Sealed Class And Methods In C#

In simplest terms, you can't inherit form a sealed class. The sealed keyword literally seals it for further inheritance. Here we will discuss sealed class and methods in C#.

Why would you want a Sealed Class?

Classes should either be designed for inheritance or they should entirely prohibit it. If a class can be derived from it, you have to think of more possibilities, methods like Equals become more complicated and consequently documentation gets bulky.

Now, if there is a class in your design that you are sure will never be a base class, you should go ahead and seal it. Not only will it make your program simple but it will also prevent any bugs that might arise due to ambiguity.

Secondly, it offers better performance. Because a sealed class will never be a base class, run time optimization can make calling sealed class methods slightly faster.

Note: A static class can neither be inherited nor instantiated. However, in the case of a sealed class you can create as many instances as you like, you just can't inherit from it.

Look at the code below:

Our class A is sealed and we have successfully created it's two instances, the first one in class B and the second one in Main function.

  1. class Program  
  2. {  
  3.     static void Main(string[] args)  
  4.     {  
  5.         B b = new B();  
  6.         b.print_B();  
  8.         A a = new A();  
  9.         a.printA();  
  11.         Console.ReadLine();  
  12.     }  
  13. }  
  15. sealed class A  
  16. {  
  17.     private int x = 1;  
  18.     public void printA()  
  19.     {  
  20.         Console.WriteLine(x);  
  21.     }  
  22. }  
  24. class B  
  25. {   
  26.     public void print_B()  
  27.     {  
  28.         A a = new A();  
  29.         a.printA();  
  30.     }  
  31. }  
Now let's see what will happen if we will try to inherit class B from class A.


We'll get a compilation error stating that derivation from a sealed class is not possible.

Remember: Other classes can't inherit from sealed class whereas a sealed class can inherit from any other class.

Are sealed methods possibl?

Well yes, just like a class you can also seal a method with the use of sealed keyword, but you must also use the keyword "override."

Why? Because the intention behind sealing a method is to stop further overriding of it.

In other words, at any level of inheritance, if you want to restrict the next level of derived classes from overriding a virtual method, then create that method by using the keyword sealed along with the keyword override.

Look at the code below:
  1. namespace ConsoleApplication2  
  2. {  
  3.     class A  
  4.     {  
  5.         virtual public void  printA()  
  6.         {  
  7.             Console.WriteLine("In class A");  
  8.         }  
  9.     }  
  11.     class B : A  
  12.     {  
  13.         sealed override public void printA()  
  14.         {  
  15.             Console.WriteLine("In class B");  
  16.         }  
  17.     }  
  19.     class C : B  
  20.     {  
  21.     override public void printA() //Error: cannot override inherited member  
  22.         {                             //B.printA() because it is sealed.   
  24.         }  
  25.     }  
  26. }  
The line 21 will throw an error, since it is trying to override a sealed virtual method.

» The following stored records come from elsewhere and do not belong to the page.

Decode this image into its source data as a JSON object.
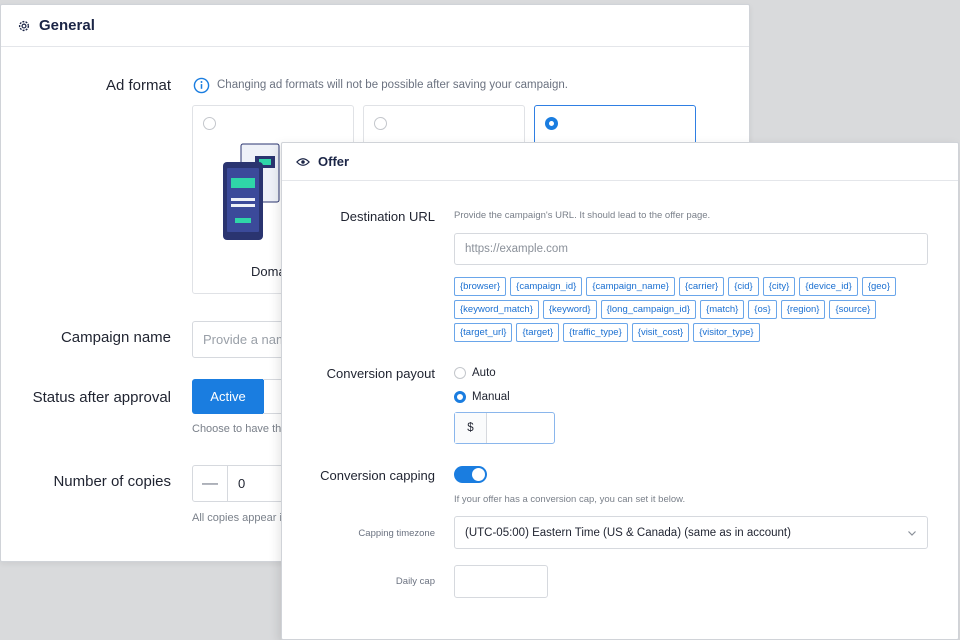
{
  "general": {
    "title": "General",
    "ad_format": {
      "label": "Ad format",
      "note": "Changing ad formats will not be possible after saving your campaign.",
      "cards": [
        {
          "label": "Doma",
          "selected": false
        },
        {
          "label": "",
          "selected": false
        },
        {
          "label": "",
          "selected": true
        }
      ]
    },
    "campaign_name": {
      "label": "Campaign name",
      "placeholder": "Provide a nam"
    },
    "status": {
      "label": "Status after approval",
      "active_label": "Active",
      "help": "Choose to have the"
    },
    "copies": {
      "label": "Number of copies",
      "minus": "—",
      "value": "0",
      "help": "All copies appear i"
    }
  },
  "offer": {
    "title": "Offer",
    "destination": {
      "label": "Destination URL",
      "help": "Provide the campaign's URL. It should lead to the offer page.",
      "placeholder": "https://example.com",
      "tokens": [
        "{browser}",
        "{campaign_id}",
        "{campaign_name}",
        "{carrier}",
        "{cid}",
        "{city}",
        "{device_id}",
        "{geo}",
        "{keyword_match}",
        "{keyword}",
        "{long_campaign_id}",
        "{match}",
        "{os}",
        "{region}",
        "{source}",
        "{target_url}",
        "{target}",
        "{traffic_type}",
        "{visit_cost}",
        "{visitor_type}"
      ]
    },
    "payout": {
      "label": "Conversion payout",
      "auto_label": "Auto",
      "manual_label": "Manual",
      "selected": "Manual",
      "currency": "$",
      "value": ""
    },
    "capping": {
      "label": "Conversion capping",
      "enabled": true,
      "help": "If your offer has a conversion cap, you can set it below.",
      "timezone_label": "Capping timezone",
      "timezone_value": "(UTC-05:00) Eastern Time (US & Canada) (same as in account)",
      "daily_label": "Daily cap",
      "daily_value": ""
    }
  },
  "colors": {
    "accent": "#1a7de0",
    "token_text": "#1a6fd1",
    "title": "#1b2546"
  }
}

I hope the above article made sense to you and now the idea and functionality of sealed classes and methods is sealed in your mind.
Read more articles on C# Programming:

Recommended Free Ebook
Similar Articles